Start of Material for the task

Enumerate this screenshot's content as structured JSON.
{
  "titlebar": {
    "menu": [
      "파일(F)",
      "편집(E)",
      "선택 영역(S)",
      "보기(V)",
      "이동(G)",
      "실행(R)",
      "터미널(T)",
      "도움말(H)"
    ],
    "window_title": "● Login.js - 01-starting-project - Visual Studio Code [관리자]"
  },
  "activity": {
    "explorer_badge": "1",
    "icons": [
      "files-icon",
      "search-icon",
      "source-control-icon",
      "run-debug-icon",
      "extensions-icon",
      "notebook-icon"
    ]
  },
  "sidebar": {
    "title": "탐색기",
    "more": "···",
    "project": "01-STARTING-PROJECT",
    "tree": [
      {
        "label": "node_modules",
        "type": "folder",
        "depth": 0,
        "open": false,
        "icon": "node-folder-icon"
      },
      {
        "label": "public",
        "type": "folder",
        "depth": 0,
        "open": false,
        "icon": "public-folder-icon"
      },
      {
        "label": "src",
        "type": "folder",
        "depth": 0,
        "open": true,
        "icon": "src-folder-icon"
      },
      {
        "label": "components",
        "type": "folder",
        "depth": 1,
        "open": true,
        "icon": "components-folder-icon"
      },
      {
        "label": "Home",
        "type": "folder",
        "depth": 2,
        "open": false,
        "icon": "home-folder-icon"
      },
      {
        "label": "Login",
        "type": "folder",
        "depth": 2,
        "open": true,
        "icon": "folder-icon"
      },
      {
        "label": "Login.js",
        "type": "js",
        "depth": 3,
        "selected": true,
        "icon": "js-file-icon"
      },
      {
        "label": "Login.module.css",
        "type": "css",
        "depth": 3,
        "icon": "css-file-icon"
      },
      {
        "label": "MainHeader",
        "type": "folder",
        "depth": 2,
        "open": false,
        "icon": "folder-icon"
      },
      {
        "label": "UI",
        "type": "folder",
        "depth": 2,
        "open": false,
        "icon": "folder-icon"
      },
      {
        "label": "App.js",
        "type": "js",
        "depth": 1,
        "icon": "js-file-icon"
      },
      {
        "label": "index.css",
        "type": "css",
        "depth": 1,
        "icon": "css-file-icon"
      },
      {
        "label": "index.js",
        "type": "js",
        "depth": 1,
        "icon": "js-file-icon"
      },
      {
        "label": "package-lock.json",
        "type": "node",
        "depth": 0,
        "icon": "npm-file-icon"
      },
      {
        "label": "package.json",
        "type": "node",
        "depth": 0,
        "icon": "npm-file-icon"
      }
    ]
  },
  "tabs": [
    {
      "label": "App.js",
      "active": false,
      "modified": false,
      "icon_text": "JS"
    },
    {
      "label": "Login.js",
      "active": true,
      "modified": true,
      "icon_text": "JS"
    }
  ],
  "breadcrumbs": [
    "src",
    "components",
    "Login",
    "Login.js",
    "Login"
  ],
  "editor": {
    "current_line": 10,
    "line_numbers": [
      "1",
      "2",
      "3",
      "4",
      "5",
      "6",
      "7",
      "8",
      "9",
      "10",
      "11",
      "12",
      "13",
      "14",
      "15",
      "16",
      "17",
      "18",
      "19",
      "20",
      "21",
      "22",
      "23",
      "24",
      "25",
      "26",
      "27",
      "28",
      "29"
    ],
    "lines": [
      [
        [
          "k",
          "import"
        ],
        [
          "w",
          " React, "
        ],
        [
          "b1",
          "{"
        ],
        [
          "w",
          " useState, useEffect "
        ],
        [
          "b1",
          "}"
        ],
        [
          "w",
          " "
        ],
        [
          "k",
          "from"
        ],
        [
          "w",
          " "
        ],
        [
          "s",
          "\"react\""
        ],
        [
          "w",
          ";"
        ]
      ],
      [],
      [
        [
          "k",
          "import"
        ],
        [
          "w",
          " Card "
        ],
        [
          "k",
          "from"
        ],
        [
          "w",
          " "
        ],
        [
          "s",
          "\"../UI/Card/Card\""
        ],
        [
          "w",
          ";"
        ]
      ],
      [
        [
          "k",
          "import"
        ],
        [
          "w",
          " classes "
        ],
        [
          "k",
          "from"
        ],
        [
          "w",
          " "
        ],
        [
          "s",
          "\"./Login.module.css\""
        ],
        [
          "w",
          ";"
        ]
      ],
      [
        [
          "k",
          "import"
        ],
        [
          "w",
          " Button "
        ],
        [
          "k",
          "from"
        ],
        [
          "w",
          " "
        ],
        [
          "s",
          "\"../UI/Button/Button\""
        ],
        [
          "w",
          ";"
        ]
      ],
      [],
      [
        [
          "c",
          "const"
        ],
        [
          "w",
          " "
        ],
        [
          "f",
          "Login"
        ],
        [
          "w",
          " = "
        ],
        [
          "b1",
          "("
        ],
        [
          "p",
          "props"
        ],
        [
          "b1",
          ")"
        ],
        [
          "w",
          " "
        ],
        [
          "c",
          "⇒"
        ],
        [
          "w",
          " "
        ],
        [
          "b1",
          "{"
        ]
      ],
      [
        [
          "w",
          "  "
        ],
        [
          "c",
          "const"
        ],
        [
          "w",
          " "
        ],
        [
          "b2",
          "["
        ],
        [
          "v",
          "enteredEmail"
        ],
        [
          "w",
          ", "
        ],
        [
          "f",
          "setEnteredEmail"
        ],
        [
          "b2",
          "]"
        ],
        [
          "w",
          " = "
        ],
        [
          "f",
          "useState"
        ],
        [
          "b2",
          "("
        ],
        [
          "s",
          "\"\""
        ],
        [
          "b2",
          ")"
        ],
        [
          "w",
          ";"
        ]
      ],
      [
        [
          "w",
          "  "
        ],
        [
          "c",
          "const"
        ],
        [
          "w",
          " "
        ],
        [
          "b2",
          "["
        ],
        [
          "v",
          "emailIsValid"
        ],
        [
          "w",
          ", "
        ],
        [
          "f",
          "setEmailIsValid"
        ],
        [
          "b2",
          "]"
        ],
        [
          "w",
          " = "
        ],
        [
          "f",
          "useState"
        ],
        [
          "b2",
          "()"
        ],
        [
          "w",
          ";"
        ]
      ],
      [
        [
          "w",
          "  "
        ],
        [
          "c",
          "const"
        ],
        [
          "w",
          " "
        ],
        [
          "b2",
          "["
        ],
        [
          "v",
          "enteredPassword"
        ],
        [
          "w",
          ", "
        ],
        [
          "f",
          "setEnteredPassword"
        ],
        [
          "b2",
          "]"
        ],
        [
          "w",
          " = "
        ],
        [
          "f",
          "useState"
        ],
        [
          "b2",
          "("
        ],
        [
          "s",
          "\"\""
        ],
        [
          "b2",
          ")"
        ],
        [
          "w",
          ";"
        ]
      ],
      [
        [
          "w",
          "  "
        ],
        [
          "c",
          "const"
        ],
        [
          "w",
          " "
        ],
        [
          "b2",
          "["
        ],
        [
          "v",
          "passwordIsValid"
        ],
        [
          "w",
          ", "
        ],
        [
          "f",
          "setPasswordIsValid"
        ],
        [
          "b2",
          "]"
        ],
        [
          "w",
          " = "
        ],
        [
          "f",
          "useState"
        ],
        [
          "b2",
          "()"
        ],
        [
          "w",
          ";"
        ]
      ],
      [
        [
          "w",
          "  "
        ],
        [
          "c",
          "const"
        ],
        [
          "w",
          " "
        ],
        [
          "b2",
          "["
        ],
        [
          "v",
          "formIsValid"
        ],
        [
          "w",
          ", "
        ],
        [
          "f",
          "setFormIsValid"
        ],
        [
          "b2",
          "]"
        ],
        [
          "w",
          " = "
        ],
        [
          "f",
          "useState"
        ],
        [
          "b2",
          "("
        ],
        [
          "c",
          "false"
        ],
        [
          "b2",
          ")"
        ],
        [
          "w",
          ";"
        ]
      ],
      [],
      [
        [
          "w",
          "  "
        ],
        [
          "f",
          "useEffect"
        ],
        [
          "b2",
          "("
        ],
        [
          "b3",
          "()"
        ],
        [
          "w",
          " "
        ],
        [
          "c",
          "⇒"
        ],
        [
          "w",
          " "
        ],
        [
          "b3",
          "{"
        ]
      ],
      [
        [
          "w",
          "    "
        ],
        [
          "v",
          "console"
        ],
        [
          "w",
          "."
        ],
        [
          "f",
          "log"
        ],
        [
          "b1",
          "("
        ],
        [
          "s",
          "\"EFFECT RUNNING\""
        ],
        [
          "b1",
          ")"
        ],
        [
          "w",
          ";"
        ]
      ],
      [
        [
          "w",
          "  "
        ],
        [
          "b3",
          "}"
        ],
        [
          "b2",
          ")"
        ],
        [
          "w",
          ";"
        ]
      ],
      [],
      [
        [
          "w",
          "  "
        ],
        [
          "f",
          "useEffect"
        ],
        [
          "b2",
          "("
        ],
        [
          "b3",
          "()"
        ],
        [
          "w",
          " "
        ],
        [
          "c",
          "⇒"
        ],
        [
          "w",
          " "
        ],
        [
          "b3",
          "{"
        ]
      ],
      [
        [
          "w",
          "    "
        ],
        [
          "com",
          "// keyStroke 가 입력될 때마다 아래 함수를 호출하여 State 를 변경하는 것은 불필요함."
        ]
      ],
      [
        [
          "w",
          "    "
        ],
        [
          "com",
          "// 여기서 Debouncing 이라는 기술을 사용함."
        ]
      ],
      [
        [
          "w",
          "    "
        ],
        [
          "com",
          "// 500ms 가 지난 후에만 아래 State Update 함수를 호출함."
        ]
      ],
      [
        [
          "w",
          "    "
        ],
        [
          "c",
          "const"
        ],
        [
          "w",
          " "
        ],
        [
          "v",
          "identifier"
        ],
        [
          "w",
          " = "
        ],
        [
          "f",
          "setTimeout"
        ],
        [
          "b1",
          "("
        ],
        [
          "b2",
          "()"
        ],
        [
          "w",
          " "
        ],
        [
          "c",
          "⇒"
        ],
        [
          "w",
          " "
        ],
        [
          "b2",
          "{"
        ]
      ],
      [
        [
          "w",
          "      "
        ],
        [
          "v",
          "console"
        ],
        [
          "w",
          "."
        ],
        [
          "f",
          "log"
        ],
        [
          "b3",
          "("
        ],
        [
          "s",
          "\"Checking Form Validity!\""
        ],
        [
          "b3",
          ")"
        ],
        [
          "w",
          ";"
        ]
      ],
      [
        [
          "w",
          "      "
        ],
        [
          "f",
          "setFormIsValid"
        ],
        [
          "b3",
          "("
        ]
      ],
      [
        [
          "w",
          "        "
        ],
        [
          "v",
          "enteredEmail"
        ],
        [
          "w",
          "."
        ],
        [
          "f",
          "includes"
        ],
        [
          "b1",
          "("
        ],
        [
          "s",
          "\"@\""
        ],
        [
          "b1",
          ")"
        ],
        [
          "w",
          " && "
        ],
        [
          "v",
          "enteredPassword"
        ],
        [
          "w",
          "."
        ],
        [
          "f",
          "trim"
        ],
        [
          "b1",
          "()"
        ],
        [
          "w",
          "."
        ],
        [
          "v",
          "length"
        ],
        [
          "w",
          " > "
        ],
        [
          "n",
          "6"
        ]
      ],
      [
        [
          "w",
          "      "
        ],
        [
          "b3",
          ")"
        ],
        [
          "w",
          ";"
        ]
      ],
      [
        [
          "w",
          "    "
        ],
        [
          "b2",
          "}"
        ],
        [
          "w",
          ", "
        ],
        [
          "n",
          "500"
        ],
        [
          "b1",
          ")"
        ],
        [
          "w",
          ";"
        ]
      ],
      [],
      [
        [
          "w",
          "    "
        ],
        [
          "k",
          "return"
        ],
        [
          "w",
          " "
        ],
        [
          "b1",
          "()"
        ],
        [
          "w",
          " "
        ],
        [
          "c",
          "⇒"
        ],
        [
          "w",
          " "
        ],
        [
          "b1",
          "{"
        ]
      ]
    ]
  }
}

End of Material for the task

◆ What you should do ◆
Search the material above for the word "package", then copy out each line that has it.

◆ Answer for the task ◆
        "label": "package-lock.json",
        "label": "package.json",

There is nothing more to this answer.